[show abstract][hide abstract] ABSTRACT: To use methods from the field of marketing research to involve students in the redesign of McMaster University's small group, problem-based undergraduate medical education program.
We used themes from a focus group conducted in an electronic decision support lab to compose 14 four-level educational attributes. Undergraduate medical students completed a discrete choice experiment composed of 15 web-administered, partial-profile, conjoint-choice tasks.
Latent class analysis revealed two segments with different preferences. Segment 1, (86% of students), preferred a problem-based approach with more small group tutorial sessions led by expert tutors who facilitated the tutorial process without teaching didactically. Segment 2, (14% of students), preferred more large group lectures, explicit learning objectives, expert tutors who taught didactically, and streaming options based on learning preferences.

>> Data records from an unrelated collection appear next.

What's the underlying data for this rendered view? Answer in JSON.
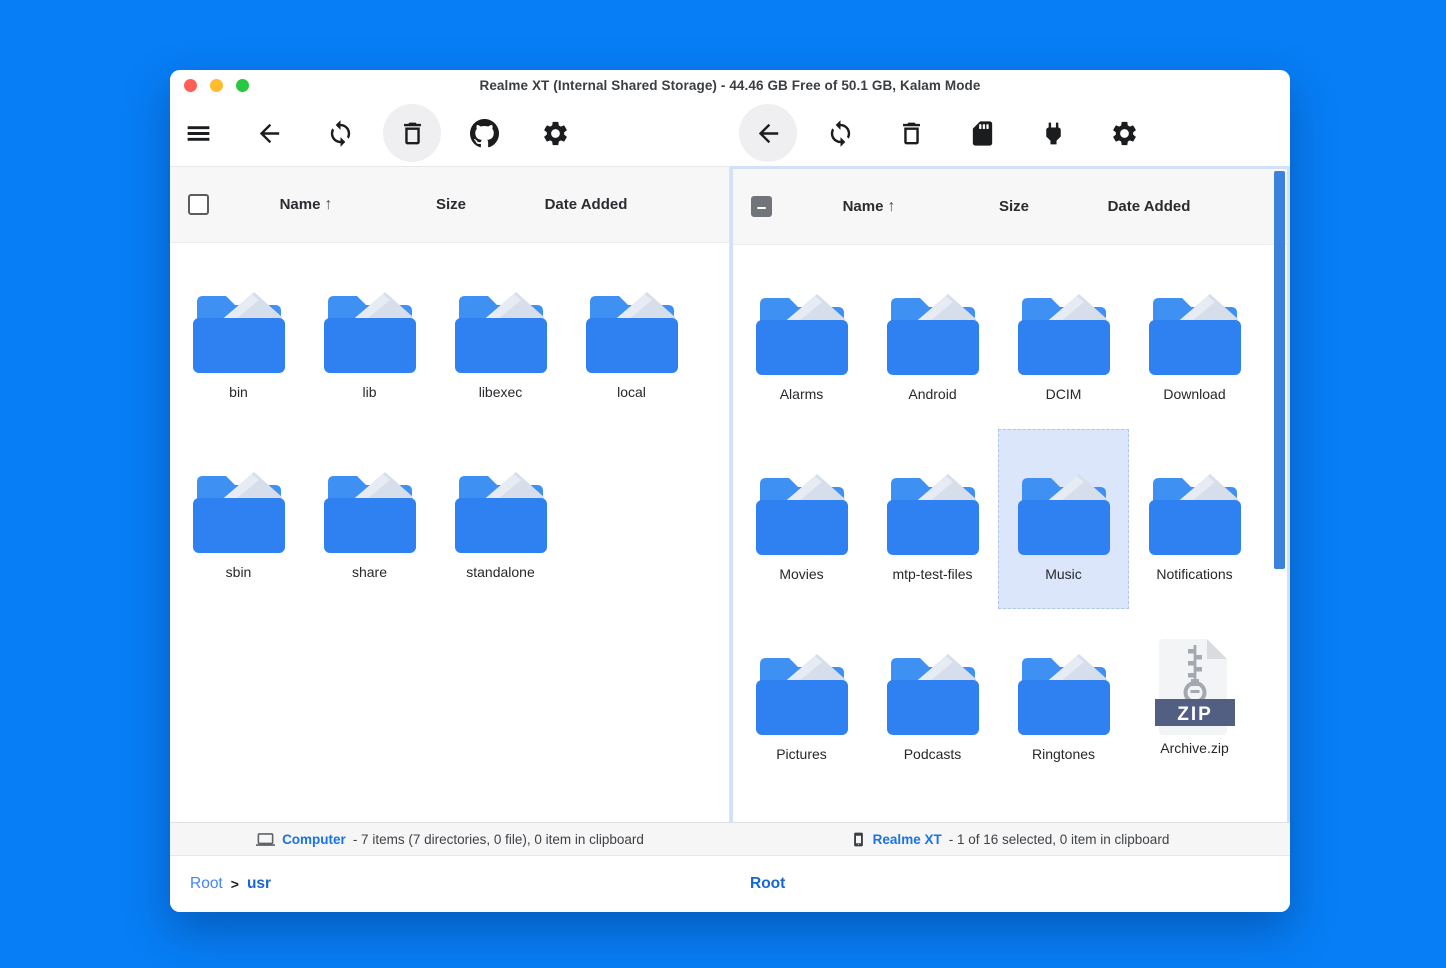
{
  "window": {
    "title": "Realme XT (Internal Shared Storage) - 44.46 GB Free of 50.1 GB, Kalam Mode",
    "controls": [
      "close",
      "minimize",
      "zoom"
    ]
  },
  "columns": {
    "name": "Name",
    "size": "Size",
    "date_added": "Date Added",
    "sort_arrow": "↑"
  },
  "toolbars": {
    "left": [
      "menu",
      "back",
      "refresh",
      "delete",
      "github",
      "settings"
    ],
    "right": [
      "back",
      "refresh",
      "delete",
      "sd-card",
      "usb-plug",
      "settings"
    ]
  },
  "left_pane": {
    "select_state": "unchecked",
    "items": [
      {
        "label": "bin",
        "type": "folder"
      },
      {
        "label": "lib",
        "type": "folder"
      },
      {
        "label": "libexec",
        "type": "folder"
      },
      {
        "label": "local",
        "type": "folder"
      },
      {
        "label": "sbin",
        "type": "folder"
      },
      {
        "label": "share",
        "type": "folder"
      },
      {
        "label": "standalone",
        "type": "folder"
      }
    ],
    "status": {
      "device": "Computer",
      "summary": "- 7 items (7 directories, 0 file), 0 item in clipboard"
    },
    "breadcrumb": {
      "root": "Root",
      "separator": ">",
      "current": "usr"
    }
  },
  "right_pane": {
    "select_state": "indeterminate",
    "items": [
      {
        "label": "Alarms",
        "type": "folder"
      },
      {
        "label": "Android",
        "type": "folder"
      },
      {
        "label": "DCIM",
        "type": "folder"
      },
      {
        "label": "Download",
        "type": "folder"
      },
      {
        "label": "Movies",
        "type": "folder"
      },
      {
        "label": "mtp-test-files",
        "type": "folder"
      },
      {
        "label": "Music",
        "type": "folder",
        "selected": true
      },
      {
        "label": "Notifications",
        "type": "folder"
      },
      {
        "label": "Pictures",
        "type": "folder"
      },
      {
        "label": "Podcasts",
        "type": "folder"
      },
      {
        "label": "Ringtones",
        "type": "folder"
      },
      {
        "label": "Archive.zip",
        "type": "zip"
      }
    ],
    "zip_badge": "ZIP",
    "status": {
      "device": "Realme XT",
      "summary": "- 1 of 16 selected, 0 item in clipboard"
    },
    "breadcrumb": {
      "root": "Root"
    }
  },
  "colors": {
    "desktop_background": "#077ef5",
    "folder_front": "#2f80f0",
    "folder_back": "#3e90f2",
    "folder_paper": "#d6deeb",
    "selection_background": "#dbe6fa",
    "link_blue": "#1a73e8",
    "scrollbar_blue": "#3c82dd",
    "zip_band": "#525f82"
  }
}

Although Segment 1 preferred smaller tutorial groups, simulations predicted these students would trade increases in tutorial group size for a conceptually integrated program that included tutorial problems based on core curriculum concepts, greater integration of the content of clinical skills training sessions and the tutorial curriculum, and a link between clerkship patient selection and the program's curriculum. A majority of both segments would accept a more conceptually integrated program if the savings associated with increases in tutorial group size was reinvested in web-enhanced tutorial processes and computer-simulated health care problems.
Most students preferred a small group, web-supported, problem-based learning approach led by content experts who facilitated group process. Students favored a program in which tutorial group problems, clinical skills training sessions and the patients selected for clerkship activities were more closely linked to core curriculum concepts.
Advances in Health Sciences Education 09/2006; 11(3):245-66. · 2.06 Impact Factor